Thomas Glasmacher

FRIB Laboratory Director

Thomas Glasmacher leads the world-unique Facility for Rare Isotope Beams (FRIB) Laboratory, a U.S. Department of Energy Office of Science (DOE-SC) scientific user facility owned and operated by Michigan State University (MSU). FRIB supports the mission of the DOE-SC Office of Nuclear Physics and a community of 1,800 scientists worldwide. Hosting what is designed to be the most powerful heavy-ion accelerator, FRIB enables scientists to make discoveries with rare isotopes about how the universe formed, while advancing innovation in medicine, nuclear security, environmental science and more. In the heart of a research university, FRIB also trains the next generation scientific workforce as part of MSU’s nuclear physics graduate program, which is nationally top-ranked according to the U.S. News & World Report. Within MSU, FRIB is equivalent to a college.

As laboratory director since 2015, Thomas oversees FRIB’s research and education missions, the advancement of core capabilities, and technical innovations that advance discovery and the state of the art. Thomas sets the laboratory’s vision and priorities; directs supporting policies and programs; secures optimal operations and project funding; and ensures that the FRIB Laboratory satisfies contractual commitments and operates in a safe, cost-efficient, and environmentally responsible manner.

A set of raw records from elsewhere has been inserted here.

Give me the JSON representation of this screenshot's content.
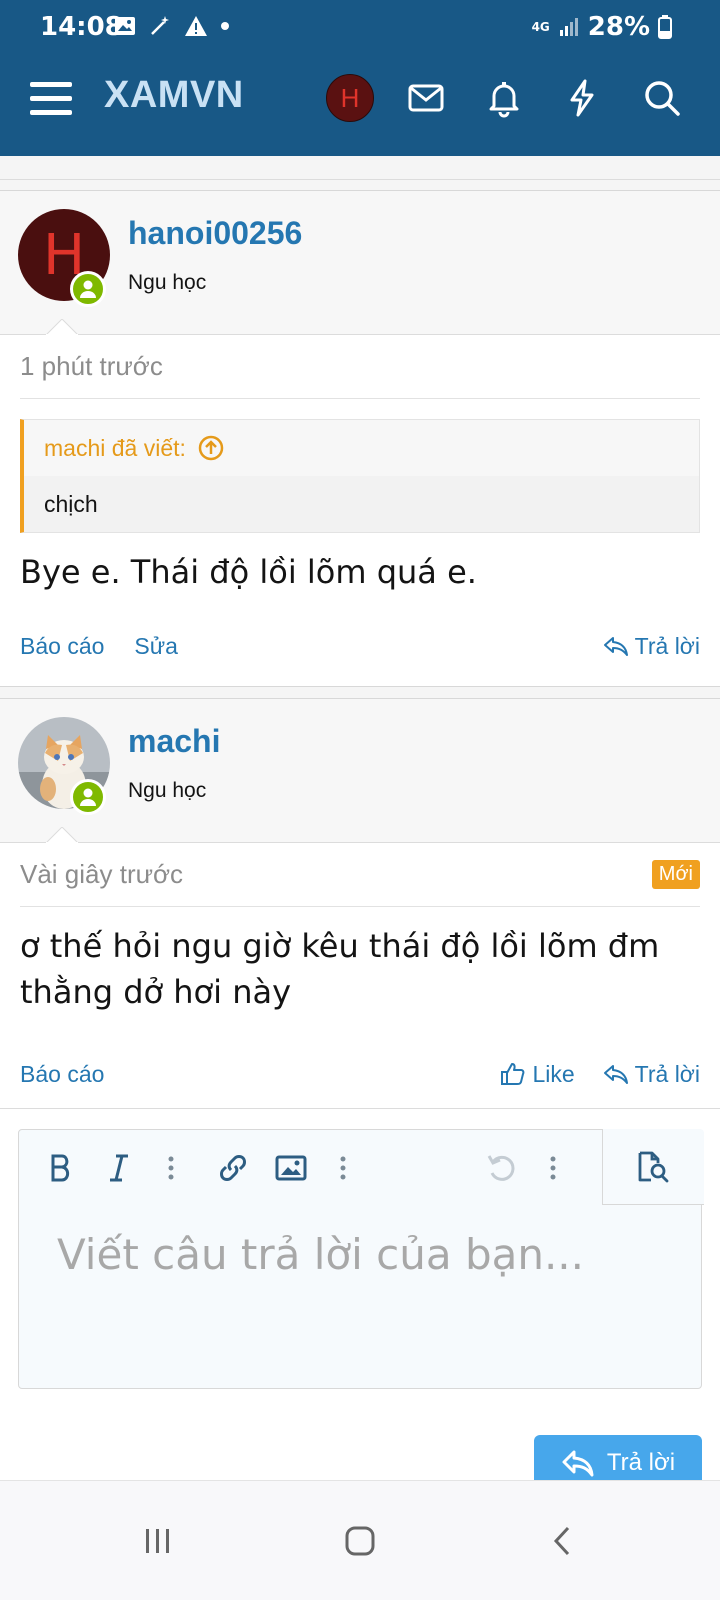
{
  "status_bar": {
    "time": "14:08",
    "network": "4G",
    "battery": "28%"
  },
  "header": {
    "brand": "XAMVN",
    "avatar_letter": "H"
  },
  "posts": [
    {
      "username": "hanoi00256",
      "user_title": "Ngu học",
      "avatar_letter": "H",
      "time": "1 phút trước",
      "quote": {
        "author": "machi đã viết:",
        "text": "chịch"
      },
      "message": "Bye e. Thái độ lồi lõm quá e.",
      "actions": {
        "report": "Báo cáo",
        "edit": "Sửa",
        "reply": "Trả lời"
      }
    },
    {
      "username": "machi",
      "user_title": "Ngu học",
      "time": "Vài giây trước",
      "badge": "Mới",
      "message": "ơ thế hỏi ngu giờ kêu thái độ lồi lõm đm thằng dở hơi này",
      "actions": {
        "report": "Báo cáo",
        "like": "Like",
        "reply": "Trả lời"
      }
    }
  ],
  "editor": {
    "placeholder": "Viết câu trả lời của bạn...",
    "submit": "Trả lời"
  },
  "colors": {
    "header_bg": "#185886",
    "link": "#2577b1",
    "accent": "#f0a020",
    "online": "#7fb900",
    "submit_bg": "#47a7eb"
  }
}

Thomas earned MS (1990) and PhD (1992) degrees in physics from Florida State University. He joined the National Superconducting Cyclotron Laboratory (NSCL) at MSU in 1992 as an NSCL Fellow, in 1995 he joined the MSU faculty in the Department of Physics and Astronomy, and is an MSU University Distinguished Professor since 2009. His research resulted in more than 200 publications and was recognized in 2006 with the Sackler Prize in the Physical Sciences. He is a Fellow of the American Physical Society, a Fellow of the American Association for the Advancement of Science, and is a Stanford Certified Project Manager.

In 2008, Thomas led the team that prepared the winning FRIB proposal and served as FRIB Project Director for the 13-year project that was completed on budget and ahead of schedule in January 2022. Thomas serves on advisory and review committees for one-of-a-kind science projects and facilities around the world.